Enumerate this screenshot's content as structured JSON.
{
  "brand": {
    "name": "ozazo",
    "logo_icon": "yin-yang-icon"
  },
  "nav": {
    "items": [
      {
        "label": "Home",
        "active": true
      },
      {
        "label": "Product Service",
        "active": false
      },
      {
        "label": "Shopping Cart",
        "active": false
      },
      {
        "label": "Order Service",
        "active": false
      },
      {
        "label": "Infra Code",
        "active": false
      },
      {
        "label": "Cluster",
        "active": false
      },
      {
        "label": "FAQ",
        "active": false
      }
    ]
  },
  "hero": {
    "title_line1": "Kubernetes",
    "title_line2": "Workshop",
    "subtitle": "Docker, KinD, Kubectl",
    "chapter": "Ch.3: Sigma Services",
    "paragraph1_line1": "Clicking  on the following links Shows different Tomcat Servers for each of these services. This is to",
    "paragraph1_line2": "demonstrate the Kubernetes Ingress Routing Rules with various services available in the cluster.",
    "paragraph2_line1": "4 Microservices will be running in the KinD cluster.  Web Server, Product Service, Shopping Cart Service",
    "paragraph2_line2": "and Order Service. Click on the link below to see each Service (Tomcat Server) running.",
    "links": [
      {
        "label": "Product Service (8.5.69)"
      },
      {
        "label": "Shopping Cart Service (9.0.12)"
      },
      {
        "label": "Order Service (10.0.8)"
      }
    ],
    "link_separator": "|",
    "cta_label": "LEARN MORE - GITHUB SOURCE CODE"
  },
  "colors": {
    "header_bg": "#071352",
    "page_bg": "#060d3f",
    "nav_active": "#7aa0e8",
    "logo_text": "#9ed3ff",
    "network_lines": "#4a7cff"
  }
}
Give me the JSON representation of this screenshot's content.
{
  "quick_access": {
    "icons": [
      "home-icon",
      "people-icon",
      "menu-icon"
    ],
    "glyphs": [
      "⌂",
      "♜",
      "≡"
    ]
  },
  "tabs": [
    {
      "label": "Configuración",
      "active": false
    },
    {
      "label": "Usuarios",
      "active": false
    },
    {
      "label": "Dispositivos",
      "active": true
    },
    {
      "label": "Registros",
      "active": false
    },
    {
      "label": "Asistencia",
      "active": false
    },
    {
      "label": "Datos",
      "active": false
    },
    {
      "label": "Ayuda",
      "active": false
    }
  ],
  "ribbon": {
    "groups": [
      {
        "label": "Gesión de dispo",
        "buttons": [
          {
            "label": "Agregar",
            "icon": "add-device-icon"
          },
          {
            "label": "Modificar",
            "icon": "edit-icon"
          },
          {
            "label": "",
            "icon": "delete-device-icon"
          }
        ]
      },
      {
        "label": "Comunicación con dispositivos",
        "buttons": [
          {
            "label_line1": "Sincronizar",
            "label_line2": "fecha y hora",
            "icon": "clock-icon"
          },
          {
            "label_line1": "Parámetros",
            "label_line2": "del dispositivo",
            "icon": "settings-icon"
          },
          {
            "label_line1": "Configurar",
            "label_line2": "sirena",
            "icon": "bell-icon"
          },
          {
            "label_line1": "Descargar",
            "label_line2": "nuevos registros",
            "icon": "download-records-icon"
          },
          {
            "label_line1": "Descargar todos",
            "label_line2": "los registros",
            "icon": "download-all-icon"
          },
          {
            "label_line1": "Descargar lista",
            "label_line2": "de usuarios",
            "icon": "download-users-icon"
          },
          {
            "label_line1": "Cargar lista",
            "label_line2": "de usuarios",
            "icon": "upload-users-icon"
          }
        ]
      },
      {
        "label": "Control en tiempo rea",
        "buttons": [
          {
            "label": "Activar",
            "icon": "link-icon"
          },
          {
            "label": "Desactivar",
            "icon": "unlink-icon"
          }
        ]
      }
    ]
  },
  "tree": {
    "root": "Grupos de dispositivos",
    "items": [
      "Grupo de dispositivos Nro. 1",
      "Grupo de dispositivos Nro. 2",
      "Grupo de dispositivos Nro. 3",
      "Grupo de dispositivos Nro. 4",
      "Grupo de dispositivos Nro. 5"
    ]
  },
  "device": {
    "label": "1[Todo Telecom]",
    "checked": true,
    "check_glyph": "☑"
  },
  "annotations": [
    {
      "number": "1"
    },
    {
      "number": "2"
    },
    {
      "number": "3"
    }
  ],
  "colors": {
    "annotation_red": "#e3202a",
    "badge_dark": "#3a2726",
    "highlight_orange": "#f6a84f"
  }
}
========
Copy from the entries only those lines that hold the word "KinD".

    "subtitle": "Docker, KinD, Kubectl",
    "paragraph2_line1": "4 Microservices will be running in the KinD cluster.  Web Server, Product Service, Shopping Cart Service",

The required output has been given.